:: Website says 1,000 persuaded to fight in Ukraine for salary and pardon
The Kremlin insider known as “Putin’s chef” personally toured Russian prisons to recruit 1,000 convicts to fight for his Wagner mercenary group in Ukraine, a Russian opposition website has reported.
Together with the “Russian Sitting” charity, which supports families of convicts, the Verstka news website said that Wagner had persuaded up to 1,000 criminals from 17 prisons to sign up to fight in Ukraine in return for a salary and a presidential pardon.
“Three prisoners told human rights activists that businessman Yevgeny Prigozhin was allegedly coming to the colony,” it reported. Verstka quoted a spokesman for Mr Prigozhin as saying that he had not been involved in the recruitment drive.
Inmates who spoke to activists from the Russia Sitting group said that physical condition and an allegiance to “defend the Motherland” were Wagner recruiters’ top criteria.
“Firstly, recruiters show interest in those convicted for murder and robbery,” Verstka reported, quoting prisoners. “Those inmates in prison for drug and sex offences are normally not selected.”
But Russia Sitting has warned inmates and their families that this is not an
easy way out of a prison
On its website, it said that all the promises made by Wagner and other Russian mercenary groups called Shield, Slavic Corps, Patriot and Redut are legally impossible to enforce and that they should not be trusted.
Wagner offers recruits 200,000 roubles (€3,202) per month salary, a presidential pardon and a so-called “coffin payment” to the family of the mercenary if he is killed.
“We can advise relatives, if possible, to convey the risks to their loved ones and try to dissuade them from accepting the offers of mercenary recruiters,” said Russian Sitting.
Mr Prigozhin is a Russian oligarch who earned his
nickname because he was once pictured in a chef’s uniform serving Vladimir Putin dinner.
Meanwhile, Ukrainian President Volodymyr Zelensky said yesterday that if Russia proceeded with referendums in occupied areas of his country on joining Russia, there could be no talks with Ukraine or its international allies.
Russian forces and their separatist allies now hold large swathes of territory in eastern Ukraine’s Donbas region and in southern areas after launching what the Kremlin calls a “special military operation” into its neighbour’s territory.
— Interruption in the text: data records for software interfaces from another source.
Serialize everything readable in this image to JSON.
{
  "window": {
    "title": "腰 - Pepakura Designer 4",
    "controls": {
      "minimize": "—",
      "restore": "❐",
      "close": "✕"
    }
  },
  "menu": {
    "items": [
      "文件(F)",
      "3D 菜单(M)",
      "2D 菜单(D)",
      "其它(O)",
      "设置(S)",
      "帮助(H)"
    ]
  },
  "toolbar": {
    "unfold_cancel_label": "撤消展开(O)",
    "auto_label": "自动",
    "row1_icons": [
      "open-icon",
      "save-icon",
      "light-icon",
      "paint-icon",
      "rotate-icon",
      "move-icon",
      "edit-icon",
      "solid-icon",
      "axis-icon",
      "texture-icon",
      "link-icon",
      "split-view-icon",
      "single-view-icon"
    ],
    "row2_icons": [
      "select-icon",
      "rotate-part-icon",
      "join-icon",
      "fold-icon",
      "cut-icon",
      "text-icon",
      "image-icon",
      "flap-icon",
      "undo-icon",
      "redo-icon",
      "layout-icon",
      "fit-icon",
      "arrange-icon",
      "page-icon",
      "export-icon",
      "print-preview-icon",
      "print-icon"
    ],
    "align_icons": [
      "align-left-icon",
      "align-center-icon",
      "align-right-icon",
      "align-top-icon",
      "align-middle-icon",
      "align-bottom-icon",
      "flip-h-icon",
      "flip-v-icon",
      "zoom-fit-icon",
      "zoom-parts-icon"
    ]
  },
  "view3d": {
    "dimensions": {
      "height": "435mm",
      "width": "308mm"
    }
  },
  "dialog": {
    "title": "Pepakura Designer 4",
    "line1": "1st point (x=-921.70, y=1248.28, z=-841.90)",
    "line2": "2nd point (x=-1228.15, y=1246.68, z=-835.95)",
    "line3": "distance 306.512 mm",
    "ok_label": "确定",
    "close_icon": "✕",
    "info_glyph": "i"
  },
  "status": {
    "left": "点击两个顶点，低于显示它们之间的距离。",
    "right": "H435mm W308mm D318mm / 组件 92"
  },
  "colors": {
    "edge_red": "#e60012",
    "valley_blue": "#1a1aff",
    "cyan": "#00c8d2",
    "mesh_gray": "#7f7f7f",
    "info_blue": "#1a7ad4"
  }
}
Officials in both areas have raised the possibility of holding referendums.
In his nightly video address, Mr Zelensky said Kyiv was holding fast to its position of yielding no territory to Russia.
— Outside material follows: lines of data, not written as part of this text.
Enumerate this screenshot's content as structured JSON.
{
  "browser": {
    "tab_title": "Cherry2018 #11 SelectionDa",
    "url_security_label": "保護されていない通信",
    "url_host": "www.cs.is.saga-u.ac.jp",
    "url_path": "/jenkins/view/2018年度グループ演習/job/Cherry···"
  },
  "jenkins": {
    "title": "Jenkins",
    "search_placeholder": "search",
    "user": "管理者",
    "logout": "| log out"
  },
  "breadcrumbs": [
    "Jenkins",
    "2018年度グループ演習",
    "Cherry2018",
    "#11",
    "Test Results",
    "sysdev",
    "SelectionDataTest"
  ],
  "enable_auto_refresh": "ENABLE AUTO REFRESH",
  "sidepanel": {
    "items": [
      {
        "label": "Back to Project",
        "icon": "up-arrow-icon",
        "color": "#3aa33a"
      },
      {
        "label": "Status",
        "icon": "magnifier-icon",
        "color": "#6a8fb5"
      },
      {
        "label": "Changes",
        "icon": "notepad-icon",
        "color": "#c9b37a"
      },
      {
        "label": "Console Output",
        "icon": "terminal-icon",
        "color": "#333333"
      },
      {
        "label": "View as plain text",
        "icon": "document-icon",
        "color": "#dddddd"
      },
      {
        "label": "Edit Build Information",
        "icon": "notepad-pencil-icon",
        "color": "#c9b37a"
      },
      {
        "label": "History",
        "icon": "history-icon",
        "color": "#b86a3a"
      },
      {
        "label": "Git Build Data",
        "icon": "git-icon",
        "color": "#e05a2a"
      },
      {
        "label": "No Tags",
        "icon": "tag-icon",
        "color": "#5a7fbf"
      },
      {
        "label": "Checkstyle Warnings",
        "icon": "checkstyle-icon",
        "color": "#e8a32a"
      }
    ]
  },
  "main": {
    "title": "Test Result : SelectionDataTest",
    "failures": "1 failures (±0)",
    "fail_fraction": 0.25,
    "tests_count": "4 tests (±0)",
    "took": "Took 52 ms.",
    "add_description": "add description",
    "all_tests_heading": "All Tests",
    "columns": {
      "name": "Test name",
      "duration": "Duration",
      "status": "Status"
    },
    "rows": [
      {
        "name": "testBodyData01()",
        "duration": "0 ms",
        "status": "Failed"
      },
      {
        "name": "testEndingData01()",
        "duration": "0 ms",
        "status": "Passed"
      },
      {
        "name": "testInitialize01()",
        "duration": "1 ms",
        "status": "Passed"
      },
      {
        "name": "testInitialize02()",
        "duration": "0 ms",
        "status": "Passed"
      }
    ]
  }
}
“If the occupiers proceed along the path of pseudo-referendums, they will close for themselves any chance of talks with Ukraine and the free world, which the Russian side will clearly need at some point.”
Russian and Ukrainian officials held several sessions of talks soon after Russian forces launched their invasion of Ukraine in February.
But little progress was made and no meetings have been held since late March, with each side blaming the other for the halt to contacts.
Ukraine said yesterday that renewed Russian shelling had damaged three radiation sensors and hurt a worker at the Zaporizhzhia power plant, in the second hit in consecutive days on Europe’s largest nuclear facility.
President Zelensky called Saturday night’s shelling “Russian nuclear terror” that warranted more international sanctions, this time on Moscow’s nuclear sector. Kyiv said Russia hit a power line at the plant on Friday.
However, the Russian-installed authority of the area said Ukraine hit the site with a multiple rocket launcher.
Reuters could not verify either side’s version.
Events at the Zaporizhzhia site have alarmed the world.
Elsewhere, a deal to unblock Ukraine’s food exports and ease global shortages gathered pace as another four ships sailed out of Ukrainian Black Sea ports while the first cargo vessel since Russia’s February 24 invasion docked.
The four outgoing ships had almost 170,000 tonnes of corn and other food.
They were sailing under a deal which was brokered by the United Nations and Turkey aimed at helping to ease soaring global food prices that have resulted from the war.